Soy foods contain phytoestrogens or isoflavones, which are found to both promote and inhibit estrogenic activity. This may deter individuals from using soy-based proteins because an increase in estrogen results in reduced testosterone production. Milk proteins contain a greater number of BCAA (branch-chain amino acids) when compared to soy. BCAA’s, including leucine, isoleucine and valine have been found to have important properties in muscle hypertrophy. Unfortunately, research directly comparing the two types of protein and their effects on hypertrophy is lacking... until now.
Researchers had twenty participants ingest 50g of either Soy concentrate, Soy isolate, Soy Isolate with Whey Blend, or a Whey Blend only while on a 12-week resistance training program. Twenty-five grams were taken with 10-12 oz of water within 1 hour of resistance training. An additional 25g was ingested later during the day. Pre- and post-measures of body composition, testosterone, estradiol, and SHBG in addition to total cholesterol, LDL, and glucose were evaluated.
Interestingly, all protein sources were equally effective at increasing lean body mass. The testosterone/estradiol ratio was increased in all groups while estradiol decreased. The greatest increase in testosterone/estradiol was found in the soy isolate + whey blend group, while estradiol was lowest in the whey blend group.
In actuality, most manufacturers use a combination of milk and soy-based proteins in their products. The researchers speculate that reductions in testosterone as a result of soy proteins may be dose dependent and that the smaller amounts in mixed protein powders is not sufficient to cause androgens to decline. There was no decline in testosterone in any of the groups in this study.
It's important to note that the sponsors of this study included The Solae Company, which is a major manufacturer of Soy-based products. The impact of their contribution to the published results cannot be ascertained.
Kalman, D. et al (2007) Effect of protein source and resistance training on body composition and sex hormones. Journal of the International Society of Sports Nutrition. 4(1): 4
Low Bone Mass Common in Women Runners
Weight-bearing activities are known to promote increased bone mineral density (BMD), especially in women under 30. Therefore, it would be logical to conclude that the impact-nature of running would improve BMD. A recent study, however, found that intercollegiate female runners have the lowest bone mineral density (BMD) than athletes in other sports.
Researchers at Michigan State University collected data from 99 female NCAA division 1 athletes in 12 sports and compared BMD values controlling for body mass and menstrual dysfunction. Compared to all other sports, runners had lower total BMD and BMD at the pelvis and lumbar spine.
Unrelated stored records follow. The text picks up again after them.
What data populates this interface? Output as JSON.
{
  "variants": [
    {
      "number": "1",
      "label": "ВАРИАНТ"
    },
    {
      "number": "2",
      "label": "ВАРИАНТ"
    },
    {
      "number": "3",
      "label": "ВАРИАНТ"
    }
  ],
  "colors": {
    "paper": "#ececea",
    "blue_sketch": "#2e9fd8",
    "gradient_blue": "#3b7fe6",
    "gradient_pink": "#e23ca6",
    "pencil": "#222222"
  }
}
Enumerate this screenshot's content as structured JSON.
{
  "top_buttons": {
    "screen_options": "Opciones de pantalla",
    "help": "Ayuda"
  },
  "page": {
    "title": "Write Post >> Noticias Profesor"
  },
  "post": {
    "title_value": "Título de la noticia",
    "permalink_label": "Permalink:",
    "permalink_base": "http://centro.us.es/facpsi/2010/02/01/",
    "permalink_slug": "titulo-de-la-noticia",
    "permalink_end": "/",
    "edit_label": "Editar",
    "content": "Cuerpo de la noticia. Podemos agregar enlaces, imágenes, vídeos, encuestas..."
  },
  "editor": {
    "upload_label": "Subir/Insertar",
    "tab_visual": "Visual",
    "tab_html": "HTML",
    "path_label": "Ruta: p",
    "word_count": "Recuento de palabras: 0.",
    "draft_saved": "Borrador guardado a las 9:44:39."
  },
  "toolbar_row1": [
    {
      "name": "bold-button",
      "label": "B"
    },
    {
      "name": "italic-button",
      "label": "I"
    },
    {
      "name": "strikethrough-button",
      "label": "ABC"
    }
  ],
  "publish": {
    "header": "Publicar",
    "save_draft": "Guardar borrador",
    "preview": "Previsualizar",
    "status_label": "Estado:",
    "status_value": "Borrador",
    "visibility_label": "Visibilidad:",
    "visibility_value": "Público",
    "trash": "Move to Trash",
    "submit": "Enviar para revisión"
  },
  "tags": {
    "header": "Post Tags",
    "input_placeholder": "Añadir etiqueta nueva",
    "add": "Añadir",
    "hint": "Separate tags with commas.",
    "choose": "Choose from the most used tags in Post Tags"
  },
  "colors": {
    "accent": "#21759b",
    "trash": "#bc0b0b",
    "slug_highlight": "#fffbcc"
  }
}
Although not significantly different from runners, swimmers presented with lowest BMD in the legs.
If running is an intense weight-bearing activity that should increase BMD, what factors are voiding the projected gains? The researchers speculate that calorie intakes in female runners may be insufficient relative to the costs of higher volumes of training. They also cite the possibility of a high incidence of eating disorders and low calcium intake in long-distance runners.
The results of this study should encourage athletic trainers to be aware of the concerns for stress fractures and bone injuries in this population. Coaches and parents should address psycho-social factors that are contributing to undereating while emphasizing the need to prevent osteoporosis in youth.
Mudd, L.M., et al (2007) Bone Mineral Density in Collegiate Female Athletes: Comparisons among Sports. Journal of Athletic Training. 42(3):403-408